── Records for processing

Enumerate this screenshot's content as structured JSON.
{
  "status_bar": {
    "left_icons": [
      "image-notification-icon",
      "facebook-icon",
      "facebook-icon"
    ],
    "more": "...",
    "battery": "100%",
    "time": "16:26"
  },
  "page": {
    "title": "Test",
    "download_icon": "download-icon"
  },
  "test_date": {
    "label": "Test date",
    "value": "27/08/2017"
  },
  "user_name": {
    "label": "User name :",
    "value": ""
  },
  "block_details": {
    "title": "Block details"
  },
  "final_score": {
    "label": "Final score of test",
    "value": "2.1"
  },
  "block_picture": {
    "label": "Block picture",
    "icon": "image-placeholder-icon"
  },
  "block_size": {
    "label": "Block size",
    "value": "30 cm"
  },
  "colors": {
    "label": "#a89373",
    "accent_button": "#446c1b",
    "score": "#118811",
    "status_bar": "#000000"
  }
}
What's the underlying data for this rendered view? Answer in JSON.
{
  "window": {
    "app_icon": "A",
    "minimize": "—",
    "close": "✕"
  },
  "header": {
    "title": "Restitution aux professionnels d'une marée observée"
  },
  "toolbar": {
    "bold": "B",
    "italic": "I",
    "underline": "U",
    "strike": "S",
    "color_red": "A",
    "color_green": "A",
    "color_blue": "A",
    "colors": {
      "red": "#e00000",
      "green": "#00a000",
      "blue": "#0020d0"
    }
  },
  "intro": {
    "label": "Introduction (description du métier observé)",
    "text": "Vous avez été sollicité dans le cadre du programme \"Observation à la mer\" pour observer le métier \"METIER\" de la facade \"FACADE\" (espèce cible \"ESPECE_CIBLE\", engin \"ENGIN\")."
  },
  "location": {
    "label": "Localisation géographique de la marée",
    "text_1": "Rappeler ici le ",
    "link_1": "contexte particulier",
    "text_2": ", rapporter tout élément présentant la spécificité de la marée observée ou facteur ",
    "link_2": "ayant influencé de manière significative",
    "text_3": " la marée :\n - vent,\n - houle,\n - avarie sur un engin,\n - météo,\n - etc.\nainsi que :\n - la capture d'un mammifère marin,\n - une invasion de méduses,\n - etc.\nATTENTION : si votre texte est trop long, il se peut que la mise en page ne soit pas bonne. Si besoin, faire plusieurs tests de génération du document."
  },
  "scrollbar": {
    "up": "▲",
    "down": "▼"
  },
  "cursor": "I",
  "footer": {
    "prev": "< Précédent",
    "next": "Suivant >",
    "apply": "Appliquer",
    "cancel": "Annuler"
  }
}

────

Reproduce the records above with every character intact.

Enumerate this screenshot's content as structured JSON.
{
  "status_bar": {
    "left_icons": [
      "image-notification-icon",
      "facebook-icon",
      "facebook-icon"
    ],
    "more": "...",
    "battery": "100%",
    "time": "16:26"
  },
  "page": {
    "title": "Test",
    "download_icon": "download-icon"
  },
  "test_date": {
    "label": "Test date",
    "value": "27/08/2017"
  },
  "user_name": {
    "label": "User name :",
    "value": ""
  },
  "block_details": {
    "title": "Block details"
  },
  "final_score": {
    "label": "Final score of test",
    "value": "2.1"
  },
  "block_picture": {
    "label": "Block picture",
    "icon": "image-placeholder-icon"
  },
  "block_size": {
    "label": "Block size",
    "value": "30 cm"
  },
  "colors": {
    "label": "#a89373",
    "accent_button": "#446c1b",
    "score": "#118811",
    "status_bar": "#000000"
  }
}
What's the underlying data for this rendered view? Answer in JSON.
{
  "window": {
    "app_icon": "A",
    "minimize": "—",
    "close": "✕"
  },
  "header": {
    "title": "Restitution aux professionnels d'une marée observée"
  },
  "toolbar": {
    "bold": "B",
    "italic": "I",
    "underline": "U",
    "strike": "S",
    "color_red": "A",
    "color_green": "A",
    "color_blue": "A",
    "colors": {
      "red": "#e00000",
      "green": "#00a000",
      "blue": "#0020d0"
    }
  },
  "intro": {
    "label": "Introduction (description du métier observé)",
    "text": "Vous avez été sollicité dans le cadre du programme \"Observation à la mer\" pour observer le métier \"METIER\" de la facade \"FACADE\" (espèce cible \"ESPECE_CIBLE\", engin \"ENGIN\")."
  },
  "location": {
    "label": "Localisation géographique de la marée",
    "text_1": "Rappeler ici le ",
    "link_1": "contexte particulier",
    "text_2": ", rapporter tout élément présentant la spécificité de la marée observée ou facteur ",
    "link_2": "ayant influencé de manière significative",
    "text_3": " la marée :\n - vent,\n - houle,\n - avarie sur un engin,\n - météo,\n - etc.\nainsi que :\n - la capture d'un mammifère marin,\n - une invasion de méduses,\n - etc.\nATTENTION : si votre texte est trop long, il se peut que la mise en page ne soit pas bonne. Si besoin, faire plusieurs tests de génération du document."
  },
  "scrollbar": {
    "up": "▲",
    "down": "▼"
  },
  "cursor": "I",
  "footer": {
    "prev": "< Précédent",
    "next": "Suivant >",
    "apply": "Appliquer",
    "cancel": "Annuler"
  }
}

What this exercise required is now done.